Before we talk about how to break a habit, thought, let’s break down what a habit is in the first place.
Put simply, a habit has a few personality traits (note: this is NOT an academic or clinical definition of a habit, and that’s OK for the purposes of this discussion):
- A habit is something that has become an integrated part of your life.
- It should have a trigger, an action/emotion that catalyzes said habit to happen.
- It should be second-nature, to the point where you don’t think about having to do said habit much.
- It may be a part of a routine or a routine itself.
It’s probably easier to talk about habits if we have one specific we’d like to break in mind. Let’s take the one I hear about the most often: Snacking. (And I don’t the once-in-a-while, I’m-on-vacation-so-I’ll-have-this-special-cookie snacking.) Does snacking fit the above criteria:
- Yes, snacking can be easily integrated into your life if snacks are readily available.
- Yes, snacking likely has a trigger and I’ll focus more on that below.
- Yes, snacking can be pretty second-nature; people frequently use the term “mindless” next to “snacking”.
- Yep. It can totally become a routine part of the day.
Now, I think simply saying, “I’m going to break this bad habit by doing this thing instead,” may be cheating you out of a very important part of the process. Yes, you have to figure out how you’re going to break the bad habit but first wouldn’t it be interesting to find out WHY you’re engaging in it to begin with? I would argue that until you know why you’ve got this habit, finding a more beneficial habit to practice in its place may be like putting a bandaid on a wound that actually needs stitches.
- Start with either an index card you can carry around with you or a note-taking app on your phone. Now, track each time you snack. When you start, you don’t even have to write down what you’re snacking on; just write down the date and then a checkmark (or my favorite: the taco emoji) every time you eat something outside of your main meals.
- If the above feels pretty easy to do, add in more details like what the snack is, the time(s) of day your habit is happening, etc.
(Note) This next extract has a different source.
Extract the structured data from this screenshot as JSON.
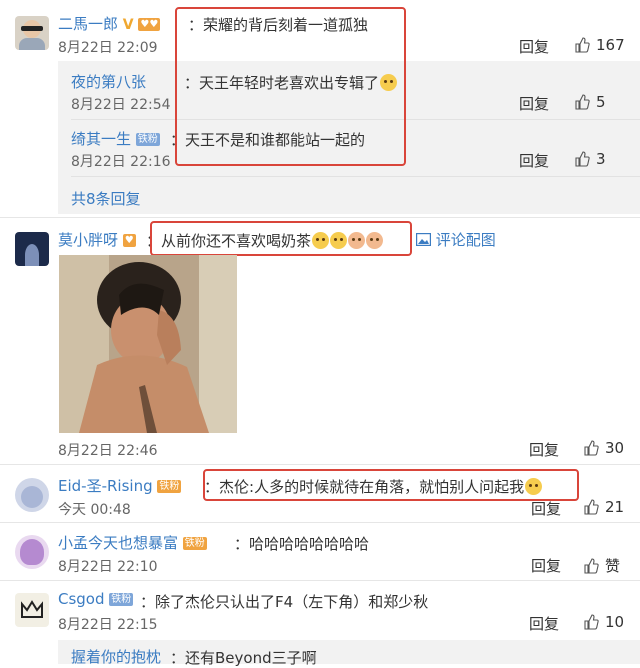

- If THAT feels pretty easy, start adding some more notes: What happened right before you snacked? What are you feeling before you snack? What are you feeling after?
Now let’s say you’ve just gone through this exercise for a few days or a week (or more). Are you seeing any patterns? Are you snacking around the same time every day? Are you being cued by certain emotions? Is there a particular food you’re craving? Are you feeling anything physical before you eat your snack?
Here are the most popular triggers I’ve heard for snacking (does any of this sound familiar?):
- Stress. It’s after lunch, you’ve got deadlines, you’ve got meetings. Something might be going on at home. Or you feel like you have zero down-time in the day and are always go-go-go. Snacks might create a momentary distraction to cope with this stress.
- Boredom. You’re just boooored. Snacking is just something to do.
- You feel hungry. The tummy’s rumbling, you feel empty or you feel unsatisfied from what you ate at lunch. A snack might make that go away.
Those few triggers above are each pretty different, right? But now you can see that knowing what’s triggering your habit can help you start to figure out which more positive, beneficial habit you can practice in its place! What might help you cope with stress? If you’re bored, what habit could you create to help you get out of your boredom? What can you do earlier in the day to prevent you from feeling hungry or dissatisfied a few hours after a meal?
So I’ll leave you with this for now. If YOU are someone who feels like they have a bad habit they want to break, try the above and let me know what you find out!